• A 38 y/o male presents for a clinic appointment he had scheduled weeks ago when he called saying that he needed a routine physical. When his care-provider, a white female resident, enters the exam room the patient looks at her calmly and states that he would prefer to have a black doctor. He adds that he had seen a black doctor in the waiting room, and that he is willing to wait for that physician to see him. She tells him that she will go discuss his request with a supervising attending physician
Teaching About Disparities through Community Involvement (30 minutes)
Overview of Module and Objectives
• The US Health Care System—overview and description of how it contributes to health care disparities
• Introduction to Community—discussion of and then visit to a local community that experiences high rates of disparity. Residents learn first hand from community members and visit the factors that contribute to health care disparities
• Worlds Apart: Mr. Phillp’s Story—discussion of mistrust of health care and racism and how they contribute to health care disparities, particularly in some African American communities
• Community as a Positive Force---visit to local community organization working at the grass roots level to reduce health care disparities
Curriculum Evaluation (30 minutes)
• Explore program evaluation as a form of disciplined scholarly inquiry, consider the design features of an evaluation study that allow the investigator to:
• Draw sound conclusions about the specific instance and generalize to other instances
• Identify threats to reliability and validity
Disparities Precourse Evaluation Results
Anchors of Rating Scale
Please rate the following aspects of this session:
Overall Evaluation Rating
1=Poor – 5=Outstanding
Quality of Content
Amount of Material Covered
Prior to this workshop, my overall knowledge of the topic covered was:
1=Poor –5 =Expert
The audience size for this session was:
1=Too Small – 3=Too Big
How likely is it that you will make a concrete change in your teaching, research, patient care, or administrative work as a result of this workshop?
1=Definitely will not change – 5=Extremely likely to change
Would you recommend inviting this workshop to your institution for presentation?
1=No – 5=Definitely
There remains an ongoing need for institutions to implement health disparities into their curricula.

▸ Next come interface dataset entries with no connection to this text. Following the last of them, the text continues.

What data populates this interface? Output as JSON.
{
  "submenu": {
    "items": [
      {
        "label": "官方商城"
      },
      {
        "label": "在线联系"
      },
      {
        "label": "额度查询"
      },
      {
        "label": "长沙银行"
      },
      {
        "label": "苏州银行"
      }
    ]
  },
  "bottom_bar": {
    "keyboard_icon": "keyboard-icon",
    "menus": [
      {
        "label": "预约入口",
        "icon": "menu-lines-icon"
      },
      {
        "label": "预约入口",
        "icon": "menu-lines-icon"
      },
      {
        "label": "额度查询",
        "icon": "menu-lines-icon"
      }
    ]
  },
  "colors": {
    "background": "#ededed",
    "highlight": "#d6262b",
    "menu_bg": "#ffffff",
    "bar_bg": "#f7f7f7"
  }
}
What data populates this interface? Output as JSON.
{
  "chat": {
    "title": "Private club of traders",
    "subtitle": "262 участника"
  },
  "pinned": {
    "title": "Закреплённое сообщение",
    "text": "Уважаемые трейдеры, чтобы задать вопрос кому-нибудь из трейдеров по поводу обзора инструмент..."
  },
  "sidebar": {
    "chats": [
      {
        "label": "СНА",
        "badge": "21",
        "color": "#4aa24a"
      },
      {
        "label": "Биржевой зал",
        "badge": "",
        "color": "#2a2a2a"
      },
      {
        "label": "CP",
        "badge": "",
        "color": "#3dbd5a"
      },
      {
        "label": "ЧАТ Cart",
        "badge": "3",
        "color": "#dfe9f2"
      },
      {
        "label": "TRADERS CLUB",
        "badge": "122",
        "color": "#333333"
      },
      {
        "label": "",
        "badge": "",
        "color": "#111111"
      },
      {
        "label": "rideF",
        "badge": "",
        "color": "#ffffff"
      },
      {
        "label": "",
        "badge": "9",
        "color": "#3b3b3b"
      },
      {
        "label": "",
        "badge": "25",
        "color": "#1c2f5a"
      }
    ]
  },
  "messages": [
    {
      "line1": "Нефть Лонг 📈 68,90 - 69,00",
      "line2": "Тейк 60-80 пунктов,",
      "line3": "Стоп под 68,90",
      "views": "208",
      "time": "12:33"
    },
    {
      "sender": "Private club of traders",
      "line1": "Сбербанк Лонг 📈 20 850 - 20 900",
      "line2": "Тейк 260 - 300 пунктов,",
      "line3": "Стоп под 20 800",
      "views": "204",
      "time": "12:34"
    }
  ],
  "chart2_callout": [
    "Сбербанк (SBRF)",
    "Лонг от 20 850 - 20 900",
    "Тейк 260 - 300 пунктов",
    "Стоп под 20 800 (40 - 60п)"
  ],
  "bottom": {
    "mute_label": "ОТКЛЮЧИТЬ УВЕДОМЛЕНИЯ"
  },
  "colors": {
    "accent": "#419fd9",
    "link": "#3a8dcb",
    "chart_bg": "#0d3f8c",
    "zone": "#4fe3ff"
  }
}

The SGIM precourse was found to be an effective way to deliver the Disparities Curriculum. The SGIM Health Disparities Curriculum is uniquely designed to aid in that effort and develop well-trained health care providers who are committed and prepared to eliminate disparities in health care quality and promote an understanding of the health care provider’s role in addressing this pressing issue. The curriculum was made available as a downloadable document via the SGIM Education website (http://www.sgim.org/index.cfm?pageId=269) in July 2008. To date, the curriculum has been downloaded over 50 times as of January 2010.
Funding for the initial phases of this work was provided by the Society of General Internal Medicine (SGIM) Council. Dr. C. Cené is supported through the UNC Clinical Translational Science Award-K12 Scholars Program (1KL2RR025746-01). Dr. A. Fernández is supported by the Arnold P. Gold Foundation. Dr. M. Peek is supported through the Robert Wood Johnson Foundation Harold Amos Medical Faculty Development Program and National Institute of Diabetes and Digestive and Kidney Diseases (K23DK075006-04).